Start early: Aim to begin your hike early in the morning, ideally before sunrise, to avoid afternoon thunderstorms and to have enough daylight for your hike.
Gear up: Bring appropriate clothing, footwear, and gear for a high-altitude hike. Dress in layers, wear sturdy hiking boots, and pack essentials like sunscreen, sunglasses, a hat, and rain gear.
Hydrate and fuel: Carry plenty of water (at least 2 liters per person) and high-energy snacks to keep yourself fueled throughout the hike.
Acclimatize: If you’re not accustomed to high altitudes, spend a day or two at a lower elevation to acclimate your body and reduce the risk of altitude sickness.
Know your limits: Hike at a comfortable pace and listen to your body. Take breaks as needed and be willing to turn back if you’re not feeling well or if the weather deteriorates.
Leave No Trace: Practice Leave No Trace principles by packing out all trash, staying on designated trails, and minimizing your impact on the environment.
Safety first: Inform someone about your hiking plans, including your planned route and expected return time. Carry a map, compass, and a fully charged phone or communication device like a satellite messenger.
Enjoy the hike: Take your time to appreciate the stunning views, capture photos, and experience the beauty of Handies Peak and the surrounding San Juan Mountains.
Remember that hiking a 14er is a challenging endeavor, so always prioritize safety and be prepared for varying conditions.

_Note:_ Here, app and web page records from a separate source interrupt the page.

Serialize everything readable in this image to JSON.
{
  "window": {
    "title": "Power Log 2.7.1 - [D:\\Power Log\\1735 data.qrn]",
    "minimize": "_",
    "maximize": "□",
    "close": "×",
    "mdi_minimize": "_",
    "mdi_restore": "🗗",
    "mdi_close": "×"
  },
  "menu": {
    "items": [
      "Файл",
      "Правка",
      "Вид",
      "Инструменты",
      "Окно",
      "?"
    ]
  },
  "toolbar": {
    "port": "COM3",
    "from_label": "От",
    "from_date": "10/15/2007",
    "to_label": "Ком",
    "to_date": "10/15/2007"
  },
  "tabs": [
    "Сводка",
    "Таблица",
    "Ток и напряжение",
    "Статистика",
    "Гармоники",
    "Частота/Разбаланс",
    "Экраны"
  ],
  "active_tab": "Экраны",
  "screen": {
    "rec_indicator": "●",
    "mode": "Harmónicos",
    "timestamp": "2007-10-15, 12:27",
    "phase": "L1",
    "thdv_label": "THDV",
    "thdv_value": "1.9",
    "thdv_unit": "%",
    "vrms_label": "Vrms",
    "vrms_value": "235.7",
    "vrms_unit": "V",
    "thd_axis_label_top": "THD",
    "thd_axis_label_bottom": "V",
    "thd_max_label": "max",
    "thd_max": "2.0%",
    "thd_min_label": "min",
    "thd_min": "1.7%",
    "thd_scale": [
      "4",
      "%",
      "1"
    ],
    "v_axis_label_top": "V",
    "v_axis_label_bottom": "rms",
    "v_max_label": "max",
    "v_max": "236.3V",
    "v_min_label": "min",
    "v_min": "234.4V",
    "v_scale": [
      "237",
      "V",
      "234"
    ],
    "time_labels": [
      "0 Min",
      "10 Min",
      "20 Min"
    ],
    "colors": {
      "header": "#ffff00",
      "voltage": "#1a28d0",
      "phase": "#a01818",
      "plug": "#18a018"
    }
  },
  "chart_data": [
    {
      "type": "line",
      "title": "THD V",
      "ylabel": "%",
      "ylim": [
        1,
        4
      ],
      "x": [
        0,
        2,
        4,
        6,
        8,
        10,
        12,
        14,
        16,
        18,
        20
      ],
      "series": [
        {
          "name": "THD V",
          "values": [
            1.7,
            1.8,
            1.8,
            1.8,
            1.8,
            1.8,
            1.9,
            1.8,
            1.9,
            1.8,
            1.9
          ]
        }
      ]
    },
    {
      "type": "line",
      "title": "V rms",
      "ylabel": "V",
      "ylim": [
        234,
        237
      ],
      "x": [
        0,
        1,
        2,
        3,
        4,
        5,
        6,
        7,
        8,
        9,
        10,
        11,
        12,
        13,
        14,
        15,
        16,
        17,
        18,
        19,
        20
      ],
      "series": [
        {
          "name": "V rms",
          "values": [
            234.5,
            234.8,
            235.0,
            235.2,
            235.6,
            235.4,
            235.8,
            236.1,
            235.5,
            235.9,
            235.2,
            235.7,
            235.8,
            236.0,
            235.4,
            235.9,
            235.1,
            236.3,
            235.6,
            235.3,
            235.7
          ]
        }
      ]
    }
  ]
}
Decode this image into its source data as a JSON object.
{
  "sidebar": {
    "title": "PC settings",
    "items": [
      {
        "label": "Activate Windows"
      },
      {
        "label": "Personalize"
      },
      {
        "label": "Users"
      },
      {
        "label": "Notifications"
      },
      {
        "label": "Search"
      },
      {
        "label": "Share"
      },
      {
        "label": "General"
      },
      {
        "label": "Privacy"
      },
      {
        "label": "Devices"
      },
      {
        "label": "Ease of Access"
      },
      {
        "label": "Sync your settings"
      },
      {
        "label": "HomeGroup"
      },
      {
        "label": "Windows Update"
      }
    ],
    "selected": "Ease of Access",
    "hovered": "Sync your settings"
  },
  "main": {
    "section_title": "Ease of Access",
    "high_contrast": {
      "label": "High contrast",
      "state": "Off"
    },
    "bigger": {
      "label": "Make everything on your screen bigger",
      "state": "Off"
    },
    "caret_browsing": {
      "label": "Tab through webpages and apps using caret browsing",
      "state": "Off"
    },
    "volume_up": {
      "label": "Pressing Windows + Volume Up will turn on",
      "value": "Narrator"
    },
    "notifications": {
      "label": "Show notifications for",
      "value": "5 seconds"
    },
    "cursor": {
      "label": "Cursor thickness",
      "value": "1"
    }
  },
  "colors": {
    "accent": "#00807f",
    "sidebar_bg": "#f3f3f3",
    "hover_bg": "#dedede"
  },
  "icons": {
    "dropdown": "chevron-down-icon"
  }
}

A: The alternative route to Handies Peak is the American Basin route. This route is shorter and steeper compared to the Grizzly Gulch/Silver Creek route, but it is still considered a Class 2 hike. The American Basin route offers stunning wildflower displays during the summer months and a picturesque alpine basin. Hikers should be prepared for some steep sections, loose rocks, and the need for occasional handholds for balance. However, no technical climbing or mountaineering skills are required for this route either.